Thanks for the info on eMMC (I was confusing it with the MMC tech that preceded SD). I mostly think of it in relation to cheap Windows and Chrome OS laptops.
I am not judging you. Generally speaking. Apologise if it was understood that that way.
They fixed a nasty bug for a few % of users, but powering scheme remains broken for most and fragile for all. Sadly things like powering, quickly hits the limits of fixing it with a software.
You only have a dump USB-C connector. For USB-c powering on Rpi you need to wait few years, but until then most of anyway thinks they have it … Powering PD USB-C way is very rare in single board computers. Professional devices anyway have 12V connector and doesn’t need this so urgent, but they are more expensive and can have that … while in the cheap price range it was so far seen only on Radxa RockPi 4.
Yes 1 gb is not enough, 2gb is the bare minimum so I recommend more than 2 for people that want influx, grafana and cheap IP cameras etc…
I don’t believe in overkill, only a lack of imagination on what to use the extra abilities for and lack of planning for the future.
For the lowest issues I would recommend x86 based systems not ARM and running Ubuntu where if you ever need help there will be plenty of posts and guides to solve for any Linux issue you will come across. Cost of hardware and ongoing power costs are why I don’t do this currently but if you run multiple things on a big server in docker containers the costs can make this option win.
I prefer to use low powered ARM devices so if something fails it only takes down a minimum of devices in my home. Media server, DVR server, NAS, firewall, all are separate hardware so I don’t loose everything in one hit. I also prefer to keep a spare hardware sitting on the shelf to swap out at any time. Often a hardware backup is missing to quickly solve a faulty piece of hardware. So to use the backup hardware devices I like to run Kodi on them on TVs around the house so having good kodi support is important and the PI4 has issues in many of the kodi projects.

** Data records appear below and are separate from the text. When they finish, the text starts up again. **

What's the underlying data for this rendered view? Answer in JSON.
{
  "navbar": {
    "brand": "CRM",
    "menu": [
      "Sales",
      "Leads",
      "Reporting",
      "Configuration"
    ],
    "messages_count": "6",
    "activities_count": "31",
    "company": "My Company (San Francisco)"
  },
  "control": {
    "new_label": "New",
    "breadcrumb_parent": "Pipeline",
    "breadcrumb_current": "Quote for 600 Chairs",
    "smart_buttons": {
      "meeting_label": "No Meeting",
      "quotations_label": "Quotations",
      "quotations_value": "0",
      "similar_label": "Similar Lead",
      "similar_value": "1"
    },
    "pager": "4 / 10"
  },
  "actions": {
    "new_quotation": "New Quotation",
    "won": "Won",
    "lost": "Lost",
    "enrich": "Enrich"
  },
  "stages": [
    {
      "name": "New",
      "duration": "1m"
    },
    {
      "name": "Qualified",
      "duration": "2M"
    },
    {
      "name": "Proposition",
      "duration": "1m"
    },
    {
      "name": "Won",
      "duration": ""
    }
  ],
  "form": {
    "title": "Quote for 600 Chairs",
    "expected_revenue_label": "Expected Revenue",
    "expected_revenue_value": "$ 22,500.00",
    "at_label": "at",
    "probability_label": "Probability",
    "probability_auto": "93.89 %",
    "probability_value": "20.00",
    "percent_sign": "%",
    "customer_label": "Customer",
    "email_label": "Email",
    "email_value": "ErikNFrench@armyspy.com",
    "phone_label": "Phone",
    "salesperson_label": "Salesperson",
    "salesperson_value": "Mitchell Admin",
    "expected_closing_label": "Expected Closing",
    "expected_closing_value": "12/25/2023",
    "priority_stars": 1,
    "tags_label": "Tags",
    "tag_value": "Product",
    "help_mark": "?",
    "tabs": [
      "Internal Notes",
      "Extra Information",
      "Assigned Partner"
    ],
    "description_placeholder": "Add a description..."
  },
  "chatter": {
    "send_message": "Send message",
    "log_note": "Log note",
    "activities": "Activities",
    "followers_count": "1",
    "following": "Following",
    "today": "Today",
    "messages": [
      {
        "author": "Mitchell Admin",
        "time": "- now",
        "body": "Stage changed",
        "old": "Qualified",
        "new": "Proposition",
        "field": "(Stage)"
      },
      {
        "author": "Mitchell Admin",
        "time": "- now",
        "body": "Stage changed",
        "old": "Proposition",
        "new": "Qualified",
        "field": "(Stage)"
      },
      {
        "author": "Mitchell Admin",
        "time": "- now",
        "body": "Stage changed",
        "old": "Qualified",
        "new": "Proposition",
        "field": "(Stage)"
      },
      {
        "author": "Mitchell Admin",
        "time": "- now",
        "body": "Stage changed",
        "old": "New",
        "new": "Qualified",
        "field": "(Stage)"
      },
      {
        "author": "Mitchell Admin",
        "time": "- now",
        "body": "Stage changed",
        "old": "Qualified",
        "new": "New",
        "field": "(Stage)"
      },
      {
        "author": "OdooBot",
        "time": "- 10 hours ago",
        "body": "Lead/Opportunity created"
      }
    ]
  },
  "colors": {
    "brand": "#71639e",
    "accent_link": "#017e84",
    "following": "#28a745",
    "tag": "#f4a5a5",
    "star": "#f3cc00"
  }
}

Have a look at the Odroid C4 they have comparisons to the PI4 on their site if ARM is what you prefer. Kodi devs are already recommending it as being an excellent choice.